On Thursday, Issaquah-Fall City Road is closed from Endeavor Elementary to Southeast 39th due to water over the road. Crews from the Washington State Department of Transportation were also working to clear rocks and water from the roadway.

The King County Flood Warning Center issued a Phase 4 flood alert for the Cedar River, with significant widespread flooding possible across the floodplain and numerous road closures from overtopping floodwaters. A Phase 3 flood alert was also issued for the Tolt River, with moderate flooding possible. You also can find a list of King County road closures here.

Water levels continue to rise on the Green River. Follow this link to see flooding information.


Neighbors near Nisqually Delta were urged to evacuate by 4 p.m. Thursday as Tacoma Power again increases the amount of water released from the LaGrande Dam.

Thurston County and the American Red Cross are setting up a shelter for people who evacuate. It’s in Lacey at 6015 30th Ave S.E.

Here’s a graph of what’s expected coming into Friday:

Moderate flooding in Thurston County happens when the flow rate exceeds about 15,000 cfs, according to Thurston County Emergency Management. The dam was expected to increase water flow until Friday. Thurston County road closures can be tracked here.

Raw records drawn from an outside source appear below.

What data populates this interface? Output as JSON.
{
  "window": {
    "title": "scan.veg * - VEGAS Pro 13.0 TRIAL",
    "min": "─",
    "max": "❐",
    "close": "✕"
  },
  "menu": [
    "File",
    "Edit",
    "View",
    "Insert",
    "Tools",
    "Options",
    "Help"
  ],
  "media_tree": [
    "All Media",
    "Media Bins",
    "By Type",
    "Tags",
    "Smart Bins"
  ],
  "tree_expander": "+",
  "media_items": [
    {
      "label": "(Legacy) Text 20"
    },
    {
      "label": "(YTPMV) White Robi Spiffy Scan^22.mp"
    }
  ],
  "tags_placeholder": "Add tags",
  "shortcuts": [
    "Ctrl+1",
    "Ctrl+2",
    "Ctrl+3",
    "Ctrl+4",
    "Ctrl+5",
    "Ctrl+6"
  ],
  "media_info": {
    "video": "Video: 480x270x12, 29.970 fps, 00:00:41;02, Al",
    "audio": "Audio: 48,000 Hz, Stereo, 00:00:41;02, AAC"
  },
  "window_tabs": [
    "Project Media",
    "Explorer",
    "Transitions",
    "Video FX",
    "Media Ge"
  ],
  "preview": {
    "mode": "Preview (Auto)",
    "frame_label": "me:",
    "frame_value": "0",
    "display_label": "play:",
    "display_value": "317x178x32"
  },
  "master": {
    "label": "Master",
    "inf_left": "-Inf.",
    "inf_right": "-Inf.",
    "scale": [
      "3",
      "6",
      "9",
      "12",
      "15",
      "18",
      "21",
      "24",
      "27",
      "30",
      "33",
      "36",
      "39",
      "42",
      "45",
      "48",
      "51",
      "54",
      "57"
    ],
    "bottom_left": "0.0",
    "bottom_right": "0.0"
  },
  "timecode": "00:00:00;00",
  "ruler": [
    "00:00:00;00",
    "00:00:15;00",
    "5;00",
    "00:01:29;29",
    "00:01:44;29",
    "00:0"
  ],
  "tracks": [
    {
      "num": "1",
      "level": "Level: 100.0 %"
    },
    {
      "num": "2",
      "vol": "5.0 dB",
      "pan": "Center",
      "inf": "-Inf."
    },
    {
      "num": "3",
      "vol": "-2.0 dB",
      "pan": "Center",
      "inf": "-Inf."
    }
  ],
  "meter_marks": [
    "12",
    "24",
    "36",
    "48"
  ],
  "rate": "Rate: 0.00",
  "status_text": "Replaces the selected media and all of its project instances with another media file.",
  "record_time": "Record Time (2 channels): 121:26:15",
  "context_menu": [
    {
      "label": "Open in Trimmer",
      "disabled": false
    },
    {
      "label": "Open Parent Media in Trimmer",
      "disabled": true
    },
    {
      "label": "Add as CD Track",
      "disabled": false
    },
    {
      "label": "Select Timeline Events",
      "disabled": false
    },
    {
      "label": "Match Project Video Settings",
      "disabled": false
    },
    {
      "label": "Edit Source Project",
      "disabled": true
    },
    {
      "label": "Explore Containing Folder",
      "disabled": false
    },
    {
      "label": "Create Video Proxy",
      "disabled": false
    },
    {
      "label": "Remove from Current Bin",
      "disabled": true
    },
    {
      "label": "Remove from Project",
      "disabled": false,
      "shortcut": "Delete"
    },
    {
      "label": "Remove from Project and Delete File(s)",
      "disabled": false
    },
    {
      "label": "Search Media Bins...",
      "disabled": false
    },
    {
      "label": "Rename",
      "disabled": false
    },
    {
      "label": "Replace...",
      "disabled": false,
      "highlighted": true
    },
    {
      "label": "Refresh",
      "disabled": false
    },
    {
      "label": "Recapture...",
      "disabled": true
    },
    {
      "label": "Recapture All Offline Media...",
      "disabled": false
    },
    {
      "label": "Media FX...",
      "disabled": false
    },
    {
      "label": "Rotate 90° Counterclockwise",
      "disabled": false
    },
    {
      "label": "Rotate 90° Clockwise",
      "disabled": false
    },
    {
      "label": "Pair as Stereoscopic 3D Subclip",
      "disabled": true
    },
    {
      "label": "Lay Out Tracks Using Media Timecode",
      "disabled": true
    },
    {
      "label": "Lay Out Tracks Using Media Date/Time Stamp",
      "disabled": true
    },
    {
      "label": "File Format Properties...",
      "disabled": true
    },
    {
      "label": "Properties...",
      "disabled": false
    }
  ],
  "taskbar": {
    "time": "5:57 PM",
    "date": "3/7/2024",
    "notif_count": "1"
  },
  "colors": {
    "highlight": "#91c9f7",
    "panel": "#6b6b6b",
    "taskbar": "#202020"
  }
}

The North Thurston School District has informed parents and guardians that they will not be dropping off students in the affected areas. Parents with students in the North Thurston School District who live in the affected areas must pick up their students from school.

Thurston County Sheriff’s Deputies were going door-to-door Thursday to inform people of the evacuation advisory. Riverside residents of the Nisqually Pines were urged to keep a watchful eye on the river and be prepared to evacuate on short notice, but they were not under an evacuation advisory Thursday afternoon. Residents can monitor river levels here


Numerous roads are closed in Snohomish County. There is water over roads in Marysville, Stanwood, Monroe, and Snohomish. Check Snohomish County road closures here.

In Sultan, sandbags from this weekend’s flooding were still along the streets Thursday.

Outside Monroe, entire fields were underwater, and it was hard to tell Lake Crescent from the Snohomish River.

In Bellingham, city officials were monitoring Lake Whatcom’s water level and water flow gauges in Whatcom Creek, preparing for road closures.

The National Weather Service issued a flood watch for the Bellingham area, with up to 5 inches of rain expected.

Crews with Bellingham Public Works were monitoring creeks and streams to prevent logjams and obstructions at areas that are prone to flooding during heavy rainfall.

Photo from the City of Bellingham of Whatcom Creek at flood level on Wednesday near Roeder and Squalicum
Photo from the City of Bellingham of Whatcom Creek at flood level on Wednesday near Roeder and Squalicum (COB)

Those in need of sandbags can call Bellingham Public Works at (360) 778-7700 or email

Information from the Associated Press was used in this story.